The third aspect he highlighted was s 174(2) of the Constitution, which deals with the appointment of judicial officers and which he noted had been the subject of major disagreement within the Judicial Service Commission (JSC). He explained that some JSC members believe that numbers should be taken into consideration, and because indigenous Africans form the majority of the country that is what the judiciary must reflect. Other members hold the view that the provision rather requires the judiciary to reflect the diversity in our society.

Outgoing CLS President highlights challenges

In his address to members, outgoing CLS President, Koos Alberts, raised a number of issues of concern for the profession.

He urged all practitioners to familiarise themselves with the Legal Practice Act 28 of 2014. ‘I have a suspicion that it will have a more dramatic effect on the way we practise than we think,’ he said.

He pointed out that there appears to be a rift between the larger firms and the law societies. He requested the large firms to make their practitioners available to serve on the committees of the profession and to provide assistance to the members representing the attorneys’ profession on the National Forum on the Legal Profession [the transitional body that will be the first body to come into effect in terms of chap 10 of the Legal Practice Act].

Mr Alberts highlighted the poor public image of the profession. Pointing out that not all criticism is necessarily justified, he added that notice should, however, be taken of the negative publicity around the contingency fees issue in the jurisdiction of the Law Society of the Northern Provinces, the short-lived but public ‘dysfunctional’ state of the KwaZulu-Natal Law Society due to some councillors walking out of the council; and he added ‘The Cape Law Society raised the ire of Eastern Cape and Western Cape judges where we may not have handled matters as professionally as we should have.’

In his written report he noted: ‘When I was first elected to the Council [of the Cape Law Society] I was impressed by the cooperation of the constituents. Regretfully, since then there has been a dramatic erosion of the cooperation, based primarily on the polarisation between the three constituents [Black lawyers Association, National Association of Democratic Lawyers and the so-called ‘statutory’ component]; the differences among constituents flowed over into council meetings and, equally regretfully, time that should have been spent on dealing with these affairs of the Society was spent scrapping about political issues. I need to make it clear that I am not pointing fingers at any particular constituent, as the oversight of the Cape Law Society is in the hands of the entire Council. It is, however, a matter of deep concern that after twenty years of democracy, we are not putting the interest of the profession above political considerations.’

As regards legal practice, Mr Alberts stressed the challenges of changes in information technology (IT) in the profession. He noted that the old model of delivering legal services was at the end of its life cycle. ‘The question is where to now? The Law Society of South Africa is already looking at these issues. We are concerned with the question of survival,’ he said.

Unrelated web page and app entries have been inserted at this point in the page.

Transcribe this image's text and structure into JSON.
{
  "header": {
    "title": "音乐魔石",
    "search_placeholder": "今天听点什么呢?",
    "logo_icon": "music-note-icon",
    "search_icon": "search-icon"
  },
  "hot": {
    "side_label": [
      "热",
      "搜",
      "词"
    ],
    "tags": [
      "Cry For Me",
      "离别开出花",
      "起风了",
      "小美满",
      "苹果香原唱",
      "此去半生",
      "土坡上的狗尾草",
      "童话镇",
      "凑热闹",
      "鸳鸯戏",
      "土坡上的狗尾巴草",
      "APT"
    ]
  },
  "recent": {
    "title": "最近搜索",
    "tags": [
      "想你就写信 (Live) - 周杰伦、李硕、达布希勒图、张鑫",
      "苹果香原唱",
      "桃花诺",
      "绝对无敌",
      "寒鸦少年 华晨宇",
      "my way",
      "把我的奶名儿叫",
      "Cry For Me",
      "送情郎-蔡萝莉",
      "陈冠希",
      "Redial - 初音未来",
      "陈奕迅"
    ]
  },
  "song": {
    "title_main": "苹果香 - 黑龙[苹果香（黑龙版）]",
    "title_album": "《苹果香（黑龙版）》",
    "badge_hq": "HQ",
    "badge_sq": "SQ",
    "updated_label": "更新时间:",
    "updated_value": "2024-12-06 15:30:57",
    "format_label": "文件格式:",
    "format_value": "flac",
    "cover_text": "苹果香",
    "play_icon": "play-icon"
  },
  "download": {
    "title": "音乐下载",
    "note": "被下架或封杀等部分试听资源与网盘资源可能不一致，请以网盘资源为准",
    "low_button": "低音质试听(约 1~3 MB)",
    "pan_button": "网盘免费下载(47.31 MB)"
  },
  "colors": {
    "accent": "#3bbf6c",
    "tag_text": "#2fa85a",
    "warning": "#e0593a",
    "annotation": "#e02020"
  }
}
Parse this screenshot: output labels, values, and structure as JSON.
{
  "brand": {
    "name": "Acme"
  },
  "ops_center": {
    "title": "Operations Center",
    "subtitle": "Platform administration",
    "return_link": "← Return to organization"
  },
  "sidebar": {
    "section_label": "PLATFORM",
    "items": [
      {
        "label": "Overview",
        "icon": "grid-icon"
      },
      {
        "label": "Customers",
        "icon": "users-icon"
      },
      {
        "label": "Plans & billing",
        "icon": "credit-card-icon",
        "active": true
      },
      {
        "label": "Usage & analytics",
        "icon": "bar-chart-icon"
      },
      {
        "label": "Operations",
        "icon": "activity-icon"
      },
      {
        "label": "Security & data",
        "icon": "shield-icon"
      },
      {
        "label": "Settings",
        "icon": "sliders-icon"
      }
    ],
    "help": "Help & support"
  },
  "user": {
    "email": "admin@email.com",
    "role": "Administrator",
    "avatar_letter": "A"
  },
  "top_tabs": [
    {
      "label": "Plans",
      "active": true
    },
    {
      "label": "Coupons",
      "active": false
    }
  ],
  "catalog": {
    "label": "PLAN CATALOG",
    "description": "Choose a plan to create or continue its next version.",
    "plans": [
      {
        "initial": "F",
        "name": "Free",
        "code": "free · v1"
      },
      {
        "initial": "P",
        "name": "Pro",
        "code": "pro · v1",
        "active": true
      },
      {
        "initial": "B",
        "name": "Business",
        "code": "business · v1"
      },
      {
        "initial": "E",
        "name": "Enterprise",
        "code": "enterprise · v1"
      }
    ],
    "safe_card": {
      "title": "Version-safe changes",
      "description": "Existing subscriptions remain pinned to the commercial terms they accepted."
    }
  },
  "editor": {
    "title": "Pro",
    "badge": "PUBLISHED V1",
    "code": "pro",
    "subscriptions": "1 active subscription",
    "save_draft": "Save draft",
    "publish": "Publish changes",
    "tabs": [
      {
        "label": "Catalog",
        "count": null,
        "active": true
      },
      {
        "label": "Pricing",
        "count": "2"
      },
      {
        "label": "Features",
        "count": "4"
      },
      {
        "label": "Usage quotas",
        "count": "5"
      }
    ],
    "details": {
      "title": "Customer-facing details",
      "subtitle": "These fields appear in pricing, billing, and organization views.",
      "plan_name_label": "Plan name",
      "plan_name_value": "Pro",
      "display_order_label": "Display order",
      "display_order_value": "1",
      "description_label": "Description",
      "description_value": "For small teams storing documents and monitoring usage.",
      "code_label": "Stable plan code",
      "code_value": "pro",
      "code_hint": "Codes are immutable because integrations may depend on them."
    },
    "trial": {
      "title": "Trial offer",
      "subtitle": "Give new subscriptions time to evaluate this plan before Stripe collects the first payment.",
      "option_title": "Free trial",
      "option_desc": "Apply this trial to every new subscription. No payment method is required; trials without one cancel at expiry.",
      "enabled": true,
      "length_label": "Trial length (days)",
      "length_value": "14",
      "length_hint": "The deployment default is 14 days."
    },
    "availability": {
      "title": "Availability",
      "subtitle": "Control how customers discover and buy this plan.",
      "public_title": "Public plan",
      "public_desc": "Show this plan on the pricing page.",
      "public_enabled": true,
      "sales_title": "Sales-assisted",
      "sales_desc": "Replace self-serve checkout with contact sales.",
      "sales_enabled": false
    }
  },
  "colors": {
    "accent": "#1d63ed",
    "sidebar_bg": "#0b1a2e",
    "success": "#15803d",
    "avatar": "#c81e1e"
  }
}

Sessions for members at the AGM focused on some of these changes and challenges with social media specialist attorney Emma Sadleir outlining the social media landscape and platforms, as well as focussing on some of the risks for attorneys’ firms. Brendan Hughes, a member of the LSSA e-law committee, focused on the future of law in the IT space, highlighting the rising and potential use of algorithms for legal practice such a predictive coding for e-discovery, digital fee earners, predictive judgments and legal process outsourcing, among others.

Barbara Whittle, communication manager, Law Society of South Africa, barbara@lssa.org.za

This article was first published in De Rebus in 2015 (Jan/Feb) DR 8.